Athletics offer an array of benefits and enhancements both at the academic and student engagement levels on a two-year college campus.
From providing countless opportunities for students of all backgrounds, two-year college athletics offer a fast and affordable higher education experience with career paths for everyone. Student-athletes are often presented with increased playing time and stronger one-on-one relationships with coaching staffs and school faculty, while students have more reasons to spend time on campus and exhibit school pride. Graduation rates and diversity continue to climb as two-year college athletics flourish.
Increased enrollment and graduation rates
Athletics can serve as a significant driver of enrollment, with student-athletes accounting for an average of 13% of the student body on college campuses. By participating in sports, students at the two-year college level save money via scholarships and an associate degree, while also being exposed to competition on a national level.

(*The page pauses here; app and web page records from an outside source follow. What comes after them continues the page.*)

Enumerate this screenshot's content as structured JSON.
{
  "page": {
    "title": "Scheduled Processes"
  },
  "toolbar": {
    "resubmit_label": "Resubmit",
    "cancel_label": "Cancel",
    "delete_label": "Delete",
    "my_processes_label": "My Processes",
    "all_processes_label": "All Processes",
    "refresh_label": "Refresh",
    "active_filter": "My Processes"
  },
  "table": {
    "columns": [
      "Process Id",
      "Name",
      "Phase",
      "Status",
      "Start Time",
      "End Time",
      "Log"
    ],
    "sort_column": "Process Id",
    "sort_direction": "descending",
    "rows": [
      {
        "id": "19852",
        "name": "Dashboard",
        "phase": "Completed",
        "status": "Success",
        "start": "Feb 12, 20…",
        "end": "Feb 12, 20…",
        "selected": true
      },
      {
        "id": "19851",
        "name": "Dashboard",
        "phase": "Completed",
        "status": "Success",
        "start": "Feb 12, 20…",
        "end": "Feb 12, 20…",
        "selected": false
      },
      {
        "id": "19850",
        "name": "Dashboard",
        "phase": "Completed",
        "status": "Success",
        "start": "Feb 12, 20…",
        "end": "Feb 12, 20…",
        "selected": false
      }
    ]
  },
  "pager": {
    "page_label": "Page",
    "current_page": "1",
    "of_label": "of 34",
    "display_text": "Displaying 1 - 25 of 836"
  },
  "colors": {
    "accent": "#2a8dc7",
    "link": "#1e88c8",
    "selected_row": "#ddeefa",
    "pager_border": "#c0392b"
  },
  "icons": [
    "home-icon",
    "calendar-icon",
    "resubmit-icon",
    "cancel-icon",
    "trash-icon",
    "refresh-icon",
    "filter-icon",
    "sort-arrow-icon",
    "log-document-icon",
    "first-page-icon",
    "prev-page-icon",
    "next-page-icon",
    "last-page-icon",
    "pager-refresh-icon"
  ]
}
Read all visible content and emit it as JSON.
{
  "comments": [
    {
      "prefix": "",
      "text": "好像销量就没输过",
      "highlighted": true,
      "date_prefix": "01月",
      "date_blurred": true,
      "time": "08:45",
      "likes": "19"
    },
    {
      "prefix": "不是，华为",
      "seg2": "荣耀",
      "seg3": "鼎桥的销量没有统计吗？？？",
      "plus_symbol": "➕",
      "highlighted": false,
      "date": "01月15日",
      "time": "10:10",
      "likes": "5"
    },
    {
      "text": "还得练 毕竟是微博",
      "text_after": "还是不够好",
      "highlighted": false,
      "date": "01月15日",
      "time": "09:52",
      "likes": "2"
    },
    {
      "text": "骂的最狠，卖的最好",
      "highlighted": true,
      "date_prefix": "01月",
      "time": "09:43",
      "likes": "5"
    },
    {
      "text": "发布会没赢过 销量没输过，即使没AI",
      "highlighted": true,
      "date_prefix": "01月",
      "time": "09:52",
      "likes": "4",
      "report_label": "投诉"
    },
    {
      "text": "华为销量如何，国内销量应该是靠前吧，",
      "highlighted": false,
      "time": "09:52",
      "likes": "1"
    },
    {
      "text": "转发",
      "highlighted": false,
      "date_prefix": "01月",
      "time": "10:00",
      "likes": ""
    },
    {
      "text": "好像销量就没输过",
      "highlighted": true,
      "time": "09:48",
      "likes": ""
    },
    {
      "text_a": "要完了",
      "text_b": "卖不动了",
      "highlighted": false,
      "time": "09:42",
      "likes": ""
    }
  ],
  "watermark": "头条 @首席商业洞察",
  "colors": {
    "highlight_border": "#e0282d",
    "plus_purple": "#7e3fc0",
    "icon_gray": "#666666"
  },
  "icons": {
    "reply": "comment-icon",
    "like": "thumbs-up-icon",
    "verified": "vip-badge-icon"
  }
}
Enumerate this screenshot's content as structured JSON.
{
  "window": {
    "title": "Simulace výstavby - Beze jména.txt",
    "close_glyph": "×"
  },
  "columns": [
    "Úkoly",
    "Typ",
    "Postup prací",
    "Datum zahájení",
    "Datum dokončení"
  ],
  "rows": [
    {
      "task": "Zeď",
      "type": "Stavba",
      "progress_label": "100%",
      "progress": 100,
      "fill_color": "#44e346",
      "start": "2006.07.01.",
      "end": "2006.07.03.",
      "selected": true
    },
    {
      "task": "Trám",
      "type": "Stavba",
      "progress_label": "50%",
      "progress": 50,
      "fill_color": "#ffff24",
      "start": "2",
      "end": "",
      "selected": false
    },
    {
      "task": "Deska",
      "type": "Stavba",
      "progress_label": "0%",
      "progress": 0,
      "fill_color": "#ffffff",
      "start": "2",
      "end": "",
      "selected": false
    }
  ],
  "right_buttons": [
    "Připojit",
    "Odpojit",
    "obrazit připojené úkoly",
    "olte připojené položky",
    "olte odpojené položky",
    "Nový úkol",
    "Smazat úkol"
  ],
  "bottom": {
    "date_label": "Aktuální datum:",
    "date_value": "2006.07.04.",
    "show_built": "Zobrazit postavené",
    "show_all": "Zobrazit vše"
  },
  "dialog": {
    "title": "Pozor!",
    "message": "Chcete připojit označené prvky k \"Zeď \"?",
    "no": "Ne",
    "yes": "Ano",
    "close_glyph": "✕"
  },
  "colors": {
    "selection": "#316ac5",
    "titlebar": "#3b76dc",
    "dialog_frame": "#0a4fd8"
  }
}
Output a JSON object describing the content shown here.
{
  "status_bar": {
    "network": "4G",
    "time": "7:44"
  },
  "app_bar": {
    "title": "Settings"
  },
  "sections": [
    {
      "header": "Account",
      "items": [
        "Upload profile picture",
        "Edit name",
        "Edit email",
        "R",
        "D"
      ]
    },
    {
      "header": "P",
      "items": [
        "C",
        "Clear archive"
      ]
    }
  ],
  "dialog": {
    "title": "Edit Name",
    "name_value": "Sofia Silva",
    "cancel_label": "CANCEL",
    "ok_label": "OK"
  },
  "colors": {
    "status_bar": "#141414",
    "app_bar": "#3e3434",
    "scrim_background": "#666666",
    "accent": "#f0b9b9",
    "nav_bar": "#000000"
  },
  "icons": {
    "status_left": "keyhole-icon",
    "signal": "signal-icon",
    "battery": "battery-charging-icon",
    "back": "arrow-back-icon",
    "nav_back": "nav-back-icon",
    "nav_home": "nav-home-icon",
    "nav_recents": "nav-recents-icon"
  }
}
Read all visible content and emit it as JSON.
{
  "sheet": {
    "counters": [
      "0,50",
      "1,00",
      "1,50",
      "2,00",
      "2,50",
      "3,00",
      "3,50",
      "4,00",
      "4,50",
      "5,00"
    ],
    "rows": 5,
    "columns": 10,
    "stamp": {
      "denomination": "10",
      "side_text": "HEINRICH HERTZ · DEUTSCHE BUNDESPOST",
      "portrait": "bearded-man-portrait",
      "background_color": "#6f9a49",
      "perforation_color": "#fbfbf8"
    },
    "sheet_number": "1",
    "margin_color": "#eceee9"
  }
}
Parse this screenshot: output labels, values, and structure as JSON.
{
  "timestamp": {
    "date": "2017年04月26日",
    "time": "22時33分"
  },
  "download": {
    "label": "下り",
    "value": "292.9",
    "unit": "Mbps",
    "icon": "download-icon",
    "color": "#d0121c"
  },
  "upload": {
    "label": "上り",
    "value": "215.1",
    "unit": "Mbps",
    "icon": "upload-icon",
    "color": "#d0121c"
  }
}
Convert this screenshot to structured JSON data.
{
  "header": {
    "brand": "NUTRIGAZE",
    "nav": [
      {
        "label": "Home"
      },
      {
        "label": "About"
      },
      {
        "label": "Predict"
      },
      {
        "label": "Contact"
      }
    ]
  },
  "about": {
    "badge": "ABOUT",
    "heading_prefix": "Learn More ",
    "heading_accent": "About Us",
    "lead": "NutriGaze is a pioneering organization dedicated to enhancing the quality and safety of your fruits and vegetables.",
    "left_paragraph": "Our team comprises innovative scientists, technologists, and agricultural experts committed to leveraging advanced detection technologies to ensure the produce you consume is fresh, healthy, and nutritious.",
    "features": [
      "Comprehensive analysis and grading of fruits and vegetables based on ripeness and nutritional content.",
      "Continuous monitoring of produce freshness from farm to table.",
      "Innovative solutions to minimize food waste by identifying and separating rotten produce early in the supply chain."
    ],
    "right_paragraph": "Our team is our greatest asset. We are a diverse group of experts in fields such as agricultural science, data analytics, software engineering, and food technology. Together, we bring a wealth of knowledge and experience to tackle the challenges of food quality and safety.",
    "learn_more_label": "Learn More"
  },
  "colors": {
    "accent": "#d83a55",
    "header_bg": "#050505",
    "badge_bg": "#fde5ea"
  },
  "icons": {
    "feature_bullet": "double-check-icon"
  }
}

Sport participation builds on time management skills and offers resources for student-athletes to obtain academic assistance and career guidance. Forty percent of all undergraduates in the U.S. attended community colleges and, according to a study by Colby Community College (Kansas) in 2020, student-athletes are 11% more likely to graduate than the general student body. In 2018, the National Center for Education Statistics conducted a study finding that 49% of students who attended a two-year college earned a four-year degree.
Higher student engagement and community involvement
Being part of a team boosts comradery and provides a sense of belonging on campus. Oftentimes, at the two-year college level, student-athletes spend additional time traveling to competitions or practices, creating a further bond between teammates. In these shared experiences, student-athletes are active in the classroom, engaging other students in conversation and experiences.
While many two-year colleges do not offer on-campus housing, sporting events give all students, faculty and staff a team to cheer for and a reason to visit campus for extracurricular events. Outside of campus, athletics builds a sense of belonging for the community and locals. Those that may no longer live nearby, but once did or have ties to the college, could find themselves supporting athletic teams that remind them of their experiences in the area.
Student-athletes exemplify diversity
Individuals from all backgrounds and walks of life participate in college athletics to obtain an education, play the game they love and sharpen life skills. During the 2021-22 academic year, around 30% of all student-athletes participating in the National Junior College Athletic Association (NJCAA) are first-generation college students. Furthermore, close to 29% of the NJCAA student-athlete population is African American and around 15% identify as Hispanic.
In two-year college athletics, there is no age limit for student-athlete participation, however individuals may only compete for two seasons. Student-athletes from all around the world come together for an opportunity to receive a first-class education and college experience, getting exposed to people they otherwise may have never met. Student-athletes can sharpen skills in the classroom, be exposed to diverse studies and people, compete at a high level, and prepare for future educational and sport options. Crossing paths with individuals from different cultures and experiences can expand the desire to succeed as a team.
Recognition on national level
There are many benefits for two-year colleges that have resources to build athletic facilities on campus or nearby. Athletic facilities draw widespread attention to college campuses, while capturing the attention of prospective students and athletes. Athletics bring local and national stakeholders to schools, improving the surrounding community and school system.
Many student-athletes go on to play at the highly competitive four-year level and beyond that, at the professional level, drawing national attention to their academic and athletic start. Former NJCAA student-athletes such as Tyreek Hill (football), Jessica McDonald (women’s soccer), Andy Pettitte (baseball), Sheryl Swoopes (women’s basketball), Jimmy Butler (men’s basketball), and Brittney Reese (women’s track and field) got their start in professional sports at the two-year college level, attracting national attention back to the programs.
As two-year college sports continue to grow, national championships and accomplishments are being placed on prominent sports networks, news stations and social media platforms, enhancing the school image and unveiling more opportunities.